Tuesday, October 13, 2020

Politics and Attitudes Toward Vaccination

For many people, their willing to be vaccinated apparently varies with whether they are a supporter of the president. For example, here are the results of a series of Gallup polls taken since July on the question: "If an FDA-approved vaccine to prevent COVID-19 was available right now at no cost, would you agree to be vaccinated?" Through July and August, Democrats (blue line) were far more likely to say "yes" than Republicans. But in September, the share of Dems saying "yes" fell sharply while the share of Repubs saying "yes" rose sharply. 

What changed? In late August, the Centers for Disease Control sent out a notice asking states to be ready to operate vaccine distribution centers by November. One might both think that this this announcement was probably premature, with its timing determined by the political calendar, and also  hope that it might possibly be a meaningful statement about progress on a vaccine. But politically, it was being spun as good news for the Trump administration. Thus, Dem willingness to take an FDA-approved vaccine at no cost dropped sharply, while Repub willingness correspondingly rose. 

One might suspect that this kind of connection between politics and willingness to get vaccinated is a unique result of the high level of partisanship around the 2020 election, but one would be wrong. Masha Krupenkin has published an article in Political Behavior (published online May 5, 2020), "Does Partisanship Affect Compliance with Government Recommendations?" She asks: 
Are partisans less likely to comply with government recommendations after their party loses the presidency? To answer this question, I combine survey and behavioral data to examine the effect of presidential co-partisanship on partisans’ willingness to vaccinate. Vaccination provides an especially fertile testing ground for my theory for three reasons. First, both Republican and Democratic administrations have recommended vaccination as a public health measure.

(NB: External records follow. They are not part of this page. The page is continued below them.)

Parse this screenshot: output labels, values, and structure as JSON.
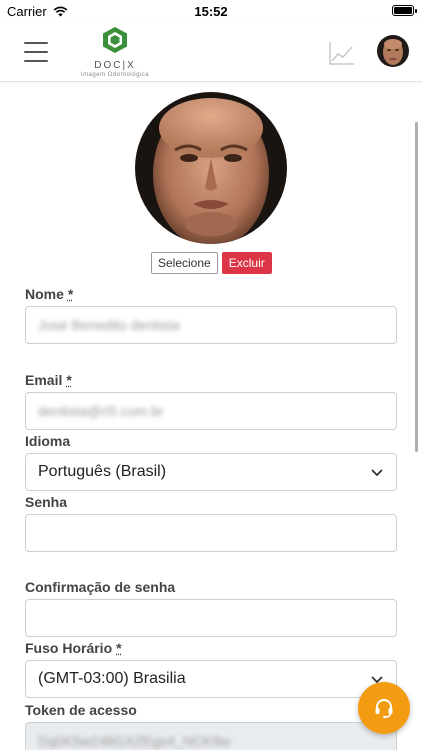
{
  "status_bar": {
    "carrier": "Carrier",
    "time": "15:52"
  },
  "header": {
    "logo_text": "DOC|X",
    "logo_subtitle": "Imagem Odontológica",
    "brand_color": "#3a8f3a"
  },
  "photo": {
    "select_label": "Selecione",
    "delete_label": "Excluir",
    "delete_color": "#dc3545"
  },
  "form": {
    "name": {
      "label": "Nome",
      "required": "*",
      "value": "José Benedito dentista"
    },
    "email": {
      "label": "Email",
      "required": "*",
      "value": "dentista@ri5.com.br"
    },
    "language": {
      "label": "Idioma",
      "value": "Português (Brasil)"
    },
    "password": {
      "label": "Senha",
      "value": ""
    },
    "password_confirm": {
      "label": "Confirmação de senha",
      "value": ""
    },
    "timezone": {
      "label": "Fuso Horário",
      "required": "*",
      "value": "(GMT-03:00) Brasilia"
    },
    "token": {
      "label": "Token de acesso",
      "value": "Dq0K5w248GXZEgv4_NCK9w"
    }
  },
  "support": {
    "icon": "headset-icon",
    "color": "#f39c12"
  }
}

This provides natural variation in control of government, while keeping the government recommendation constant. Second, there is significant survey and behavioral data on vaccine compliance. This allows me to test the effect of partisanship both on peoples’ beliefs about vaccination, and their actual vaccination behavior. Finally, vaccination provides a “hard test” of the hypothesis, since the consequences of non-compliance can adversely impact individuals’ health. If partisanship affects receptivity to vaccination, this finding has important implications for the acceptance of other government interventions that do not carry such high costs for non-compliance. 

For example, one of her pieces of evidence is to look at kindergarten vaccination rates across California from 2001-2015. It turns out that when President Obama took over from President Bush, vaccination rates in Republican-leaning areas declined while those in Democrat-leaning areas rose. 

Another piece of evidence looks at surveys, like the Gallup poll data above, on willingness to be vaccinated. 

I look at three cases of partisan vaccination gaps. One of these is the smallpox vaccine in 2003, during the Bush administration. The other two are the swine flu (H1N1) and measles vaccines in 2009 and 2015, both during the Obama administration. This allows me to test whether Democrats and Republicans switch their perceptions of vaccine safety depending on which party is in power. ... Republicans were more likely to believe that vaccines were safe under a Republican president (smallpox vaccine), and Democrats believed the opposite (H1N1, measles). Partisan survey responses to perceptions of vaccine safety seem to “flip” depending on the party of the president.

In short, when people are deciding whether to vaccinate themselves or their children, whether they identify with the party of the president in power is a substantial factor. To put it another way, we all like to think that we are independent and fact-based in our judgment, and surely in some cases we are, but in other cases we are just acting as partisan herds of independent minds.   

Vaccinations are not the only illustration of this behavior. As I've noted before, when the Trump administration took actions to limit international trade, support for free trade sharply increased among Democrats. As I wrote there: "But these survey results may also suggest that US opinions about trade are just not very deeply rooted, and are more expressions of transient emotions and political partisanship." 

Another example that crossed my line of sight recently involves a Gallup poll question asking what share of people report that either they themselves or a family member has put off health care in the last 12 months for a serious or somewhat serious condition because of cost. As this issue of health care reform reheated as the Democratic primary process got underway in 2019, the share of Democrats reporting postponing care shot up.   

There is no obvious public policy change in 2019 that should have had a much bigger effect on D's than on R's in terms of health care costs. The Gallup report notes: "Whether these gaps are indicative of real differences in the severity of medical and financial problems faced by Democrats compared with Republicans or Democrats' greater propensity to perceive problems in these areas isn't entirely clear. But it's notable that the partisan gap on putting off care for serious medical treatment is currently the widest it's been in two decades."

For an overview of more evidence on how political and partisan identity shapes our perceptions of fact and our stated beliefs, didate. Brendan Nyhan provides an overview of some research in this area in "Facts and Myths about Misperceptions" (Journal of Economic Perspectives, Summer 2020, 34:3, pp. 220-36). My overview of Nyhan's article is here